▶ Work item
An exact repetition of the data is required; no picture should appear in it.

━━━━━ Input for this task

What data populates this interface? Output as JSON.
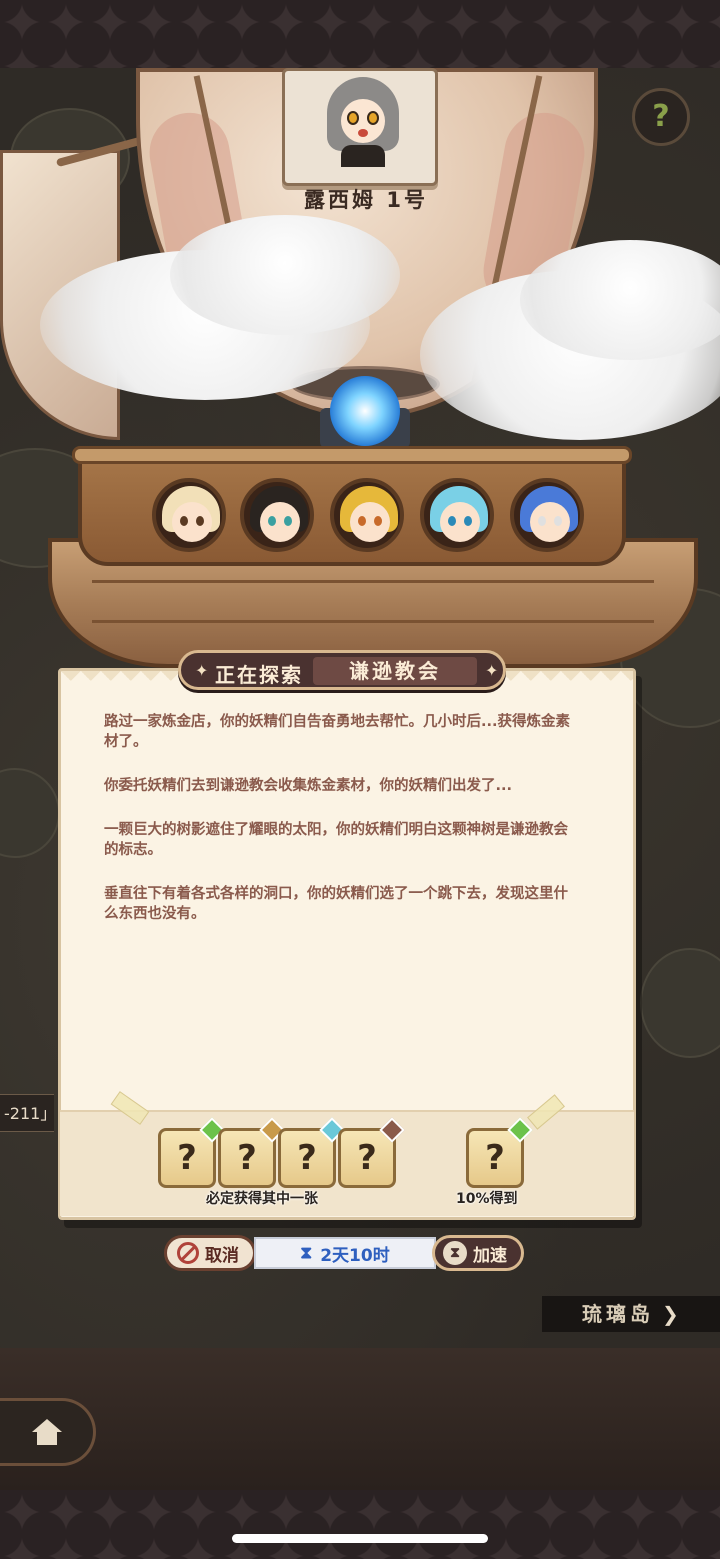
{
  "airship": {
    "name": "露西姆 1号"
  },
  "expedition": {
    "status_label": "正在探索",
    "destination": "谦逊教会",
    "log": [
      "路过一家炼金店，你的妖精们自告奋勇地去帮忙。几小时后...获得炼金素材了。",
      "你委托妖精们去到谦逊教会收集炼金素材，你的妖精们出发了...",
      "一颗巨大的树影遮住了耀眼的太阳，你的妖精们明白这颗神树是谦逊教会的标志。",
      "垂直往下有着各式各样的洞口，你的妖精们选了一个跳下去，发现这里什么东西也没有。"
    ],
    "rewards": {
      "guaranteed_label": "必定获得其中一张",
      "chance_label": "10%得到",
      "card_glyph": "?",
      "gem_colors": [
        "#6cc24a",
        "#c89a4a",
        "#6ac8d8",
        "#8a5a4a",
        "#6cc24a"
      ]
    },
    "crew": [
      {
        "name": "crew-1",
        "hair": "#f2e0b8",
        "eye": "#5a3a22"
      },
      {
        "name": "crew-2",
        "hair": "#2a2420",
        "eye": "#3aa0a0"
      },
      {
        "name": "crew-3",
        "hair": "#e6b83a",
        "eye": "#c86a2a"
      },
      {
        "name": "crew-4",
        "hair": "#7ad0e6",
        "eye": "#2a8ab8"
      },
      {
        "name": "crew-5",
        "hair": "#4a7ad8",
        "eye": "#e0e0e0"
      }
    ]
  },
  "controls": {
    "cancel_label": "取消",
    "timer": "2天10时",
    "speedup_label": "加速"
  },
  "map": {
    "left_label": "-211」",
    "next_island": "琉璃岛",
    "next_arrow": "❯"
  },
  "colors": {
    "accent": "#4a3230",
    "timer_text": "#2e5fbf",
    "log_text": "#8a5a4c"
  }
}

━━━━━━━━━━

▶ Answer space
What data populates this interface? Output as JSON.
{
  "airship": {
    "name": "露西姆 1号"
  },
  "expedition": {
    "status_label": "正在探索",
    "destination": "谦逊教会",
    "log": [
      "路过一家炼金店，你的妖精们自告奋勇地去帮忙。几小时后...获得炼金素材了。",
      "你委托妖精们去到谦逊教会收集炼金素材，你的妖精们出发了...",
      "一颗巨大的树影遮住了耀眼的太阳，你的妖精们明白这颗神树是谦逊教会的标志。",
      "垂直往下有着各式各样的洞口，你的妖精们选了一个跳下去，发现这里什么东西也没有。"
    ],
    "rewards": {
      "guaranteed_label": "必定获得其中一张",
      "chance_label": "10%得到",
      "card_glyph": "?",
      "gem_colors": [
        "#6cc24a",
        "#c89a4a",
        "#6ac8d8",
        "#8a5a4a",
        "#6cc24a"
      ]
    },
    "crew": [
      {
        "name": "crew-1",
        "hair": "#f2e0b8",
        "eye": "#5a3a22"
      },
      {
        "name": "crew-2",
        "hair": "#2a2420",
        "eye": "#3aa0a0"
      },
      {
        "name": "crew-3",
        "hair": "#e6b83a",
        "eye": "#c86a2a"
      },
      {
        "name": "crew-4",
        "hair": "#7ad0e6",
        "eye": "#2a8ab8"
      },
      {
        "name": "crew-5",
        "hair": "#4a7ad8",
        "eye": "#e0e0e0"
      }
    ]
  },
  "controls": {
    "cancel_label": "取消",
    "timer": "2天10时",
    "speedup_label": "加速"
  },
  "map": {
    "left_label": "-211」",
    "next_island": "琉璃岛",
    "next_arrow": "❯"
  },
  "colors": {
    "accent": "#4a3230",
    "timer_text": "#2e5fbf",
    "log_text": "#8a5a4c"
  }
}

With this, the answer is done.